> _Excerpted records_
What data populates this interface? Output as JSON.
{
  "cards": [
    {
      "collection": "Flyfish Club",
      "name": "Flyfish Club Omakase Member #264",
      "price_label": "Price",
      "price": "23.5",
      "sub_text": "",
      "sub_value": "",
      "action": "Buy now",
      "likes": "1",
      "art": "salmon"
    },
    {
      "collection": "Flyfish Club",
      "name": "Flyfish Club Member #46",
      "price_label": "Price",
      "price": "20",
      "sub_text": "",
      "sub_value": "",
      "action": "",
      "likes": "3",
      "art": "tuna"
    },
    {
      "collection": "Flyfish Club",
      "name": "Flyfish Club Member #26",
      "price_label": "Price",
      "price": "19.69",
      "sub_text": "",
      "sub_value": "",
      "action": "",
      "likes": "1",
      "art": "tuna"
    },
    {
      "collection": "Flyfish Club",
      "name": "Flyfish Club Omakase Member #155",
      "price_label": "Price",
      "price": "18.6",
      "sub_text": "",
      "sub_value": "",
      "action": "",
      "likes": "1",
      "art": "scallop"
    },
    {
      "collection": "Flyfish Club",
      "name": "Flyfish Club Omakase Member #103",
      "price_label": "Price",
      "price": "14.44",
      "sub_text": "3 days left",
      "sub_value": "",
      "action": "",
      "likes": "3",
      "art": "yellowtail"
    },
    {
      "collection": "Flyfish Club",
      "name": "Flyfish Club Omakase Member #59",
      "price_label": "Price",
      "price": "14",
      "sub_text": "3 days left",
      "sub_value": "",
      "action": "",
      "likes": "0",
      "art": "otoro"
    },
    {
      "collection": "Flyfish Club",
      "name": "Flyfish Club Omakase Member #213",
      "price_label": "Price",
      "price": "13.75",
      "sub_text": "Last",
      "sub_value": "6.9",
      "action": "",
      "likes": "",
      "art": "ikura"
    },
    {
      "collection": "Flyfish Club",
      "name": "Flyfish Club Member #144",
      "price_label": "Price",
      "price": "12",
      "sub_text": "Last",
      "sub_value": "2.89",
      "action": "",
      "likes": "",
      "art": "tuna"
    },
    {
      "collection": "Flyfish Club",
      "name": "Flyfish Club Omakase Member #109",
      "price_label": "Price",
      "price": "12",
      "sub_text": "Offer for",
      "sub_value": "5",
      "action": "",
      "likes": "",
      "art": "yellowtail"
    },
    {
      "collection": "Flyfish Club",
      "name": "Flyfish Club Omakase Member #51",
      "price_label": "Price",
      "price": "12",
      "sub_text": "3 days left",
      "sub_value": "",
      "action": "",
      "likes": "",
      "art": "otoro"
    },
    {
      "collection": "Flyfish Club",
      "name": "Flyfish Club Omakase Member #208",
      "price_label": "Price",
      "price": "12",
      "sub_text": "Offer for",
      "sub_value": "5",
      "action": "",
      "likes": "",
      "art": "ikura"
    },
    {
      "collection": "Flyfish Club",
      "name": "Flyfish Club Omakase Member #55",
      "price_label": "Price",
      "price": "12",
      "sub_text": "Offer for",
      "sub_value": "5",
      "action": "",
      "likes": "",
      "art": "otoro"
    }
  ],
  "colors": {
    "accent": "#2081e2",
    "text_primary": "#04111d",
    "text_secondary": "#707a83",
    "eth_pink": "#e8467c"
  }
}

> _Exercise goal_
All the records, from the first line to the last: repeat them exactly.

> _Exercise solution_
What data populates this interface? Output as JSON.
{
  "cards": [
    {
      "collection": "Flyfish Club",
      "name": "Flyfish Club Omakase Member #264",
      "price_label": "Price",
      "price": "23.5",
      "sub_text": "",
      "sub_value": "",
      "action": "Buy now",
      "likes": "1",
      "art": "salmon"
    },
    {
      "collection": "Flyfish Club",
      "name": "Flyfish Club Member #46",
      "price_label": "Price",
      "price": "20",
      "sub_text": "",
      "sub_value": "",
      "action": "",
      "likes": "3",
      "art": "tuna"
    },
    {
      "collection": "Flyfish Club",
      "name": "Flyfish Club Member #26",
      "price_label": "Price",
      "price": "19.69",
      "sub_text": "",
      "sub_value": "",
      "action": "",
      "likes": "1",
      "art": "tuna"
    },
    {
      "collection": "Flyfish Club",
      "name": "Flyfish Club Omakase Member #155",
      "price_label": "Price",
      "price": "18.6",
      "sub_text": "",
      "sub_value": "",
      "action": "",
      "likes": "1",
      "art": "scallop"
    },
    {
      "collection": "Flyfish Club",
      "name": "Flyfish Club Omakase Member #103",
      "price_label": "Price",
      "price": "14.44",
      "sub_text": "3 days left",
      "sub_value": "",
      "action": "",
      "likes": "3",
      "art": "yellowtail"
    },
    {
      "collection": "Flyfish Club",
      "name": "Flyfish Club Omakase Member #59",
      "price_label": "Price",
      "price": "14",
      "sub_text": "3 days left",
      "sub_value": "",
      "action": "",
      "likes": "0",
      "art": "otoro"
    },
    {
      "collection": "Flyfish Club",
      "name": "Flyfish Club Omakase Member #213",
      "price_label": "Price",
      "price": "13.75",
      "sub_text": "Last",
      "sub_value": "6.9",
      "action": "",
      "likes": "",
      "art": "ikura"
    },
    {
      "collection": "Flyfish Club",
      "name": "Flyfish Club Member #144",
      "price_label": "Price",
      "price": "12",
      "sub_text": "Last",
      "sub_value": "2.89",
      "action": "",
      "likes": "",
      "art": "tuna"
    },
    {
      "collection": "Flyfish Club",
      "name": "Flyfish Club Omakase Member #109",
      "price_label": "Price",
      "price": "12",
      "sub_text": "Offer for",
      "sub_value": "5",
      "action": "",
      "likes": "",
      "art": "yellowtail"
    },
    {
      "collection": "Flyfish Club",
      "name": "Flyfish Club Omakase Member #51",
      "price_label": "Price",
      "price": "12",
      "sub_text": "3 days left",
      "sub_value": "",
      "action": "",
      "likes": "",
      "art": "otoro"
    },
    {
      "collection": "Flyfish Club",
      "name": "Flyfish Club Omakase Member #208",
      "price_label": "Price",
      "price": "12",
      "sub_text": "Offer for",
      "sub_value": "5",
      "action": "",
      "likes": "",
      "art": "ikura"
    },
    {
      "collection": "Flyfish Club",
      "name": "Flyfish Club Omakase Member #55",
      "price_label": "Price",
      "price": "12",
      "sub_text": "Offer for",
      "sub_value": "5",
      "action": "",
      "likes": "",
      "art": "otoro"
    }
  ],
  "colors": {
    "accent": "#2081e2",
    "text_primary": "#04111d",
    "text_secondary": "#707a83",
    "eth_pink": "#e8467c"
  }
}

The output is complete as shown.